[Task inputs — start]
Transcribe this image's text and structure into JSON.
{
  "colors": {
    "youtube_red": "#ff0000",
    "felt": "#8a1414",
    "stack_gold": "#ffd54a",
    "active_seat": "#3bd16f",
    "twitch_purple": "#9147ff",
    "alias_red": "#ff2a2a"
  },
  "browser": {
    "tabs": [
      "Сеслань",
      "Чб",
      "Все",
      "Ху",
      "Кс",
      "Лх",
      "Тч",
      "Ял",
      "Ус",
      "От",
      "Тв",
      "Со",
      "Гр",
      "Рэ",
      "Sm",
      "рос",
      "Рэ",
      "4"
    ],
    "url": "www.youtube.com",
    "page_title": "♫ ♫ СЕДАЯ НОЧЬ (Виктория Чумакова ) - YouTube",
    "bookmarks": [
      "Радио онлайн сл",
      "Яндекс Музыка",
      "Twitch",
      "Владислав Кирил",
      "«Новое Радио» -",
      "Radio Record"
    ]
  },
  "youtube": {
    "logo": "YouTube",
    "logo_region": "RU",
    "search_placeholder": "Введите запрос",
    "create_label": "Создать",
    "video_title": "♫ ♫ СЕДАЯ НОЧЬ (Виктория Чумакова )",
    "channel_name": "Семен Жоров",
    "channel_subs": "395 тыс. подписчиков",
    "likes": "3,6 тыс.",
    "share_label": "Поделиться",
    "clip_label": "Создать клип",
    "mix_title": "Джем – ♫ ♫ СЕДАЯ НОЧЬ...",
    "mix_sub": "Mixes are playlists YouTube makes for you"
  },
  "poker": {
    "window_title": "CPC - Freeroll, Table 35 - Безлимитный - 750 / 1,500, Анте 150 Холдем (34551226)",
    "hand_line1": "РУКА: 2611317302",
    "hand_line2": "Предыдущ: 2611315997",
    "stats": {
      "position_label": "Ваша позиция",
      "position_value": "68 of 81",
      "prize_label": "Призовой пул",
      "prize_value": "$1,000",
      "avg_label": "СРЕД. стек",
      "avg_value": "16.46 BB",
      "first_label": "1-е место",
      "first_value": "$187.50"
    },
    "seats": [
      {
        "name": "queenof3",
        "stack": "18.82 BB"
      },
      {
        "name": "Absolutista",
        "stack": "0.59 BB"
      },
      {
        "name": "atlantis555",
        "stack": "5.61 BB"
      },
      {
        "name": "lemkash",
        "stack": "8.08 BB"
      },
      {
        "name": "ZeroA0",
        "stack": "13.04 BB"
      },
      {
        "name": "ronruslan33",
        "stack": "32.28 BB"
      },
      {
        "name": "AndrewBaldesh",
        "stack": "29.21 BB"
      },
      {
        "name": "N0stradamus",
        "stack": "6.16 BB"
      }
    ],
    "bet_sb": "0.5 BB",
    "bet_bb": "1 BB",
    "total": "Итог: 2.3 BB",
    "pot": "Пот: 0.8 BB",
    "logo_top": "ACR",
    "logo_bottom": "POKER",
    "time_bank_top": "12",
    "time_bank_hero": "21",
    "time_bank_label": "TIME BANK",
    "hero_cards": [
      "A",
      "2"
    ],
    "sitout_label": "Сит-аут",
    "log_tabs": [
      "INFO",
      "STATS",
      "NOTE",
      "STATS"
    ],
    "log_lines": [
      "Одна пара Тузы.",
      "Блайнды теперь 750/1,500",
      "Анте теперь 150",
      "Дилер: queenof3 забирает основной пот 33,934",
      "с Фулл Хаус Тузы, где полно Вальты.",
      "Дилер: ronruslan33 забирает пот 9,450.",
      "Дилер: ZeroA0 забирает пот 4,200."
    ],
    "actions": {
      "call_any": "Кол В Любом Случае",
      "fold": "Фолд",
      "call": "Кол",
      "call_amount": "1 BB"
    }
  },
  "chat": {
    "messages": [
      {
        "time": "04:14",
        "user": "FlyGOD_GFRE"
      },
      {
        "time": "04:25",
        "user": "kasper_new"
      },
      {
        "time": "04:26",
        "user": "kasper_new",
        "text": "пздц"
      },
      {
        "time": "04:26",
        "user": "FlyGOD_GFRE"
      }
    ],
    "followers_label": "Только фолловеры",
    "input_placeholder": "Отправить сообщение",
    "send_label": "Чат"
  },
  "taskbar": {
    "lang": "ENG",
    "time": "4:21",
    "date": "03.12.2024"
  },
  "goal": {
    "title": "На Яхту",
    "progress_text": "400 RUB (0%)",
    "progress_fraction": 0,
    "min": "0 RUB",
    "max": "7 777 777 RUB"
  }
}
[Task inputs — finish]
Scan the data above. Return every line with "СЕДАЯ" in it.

    "page_title": "♫ ♫ СЕДАЯ НОЧЬ (Виктория Чумакова ) - YouTube",
    "video_title": "♫ ♫ СЕДАЯ НОЧЬ (Виктория Чумакова )",
    "mix_title": "Джем – ♫ ♫ СЕДАЯ НОЧЬ...",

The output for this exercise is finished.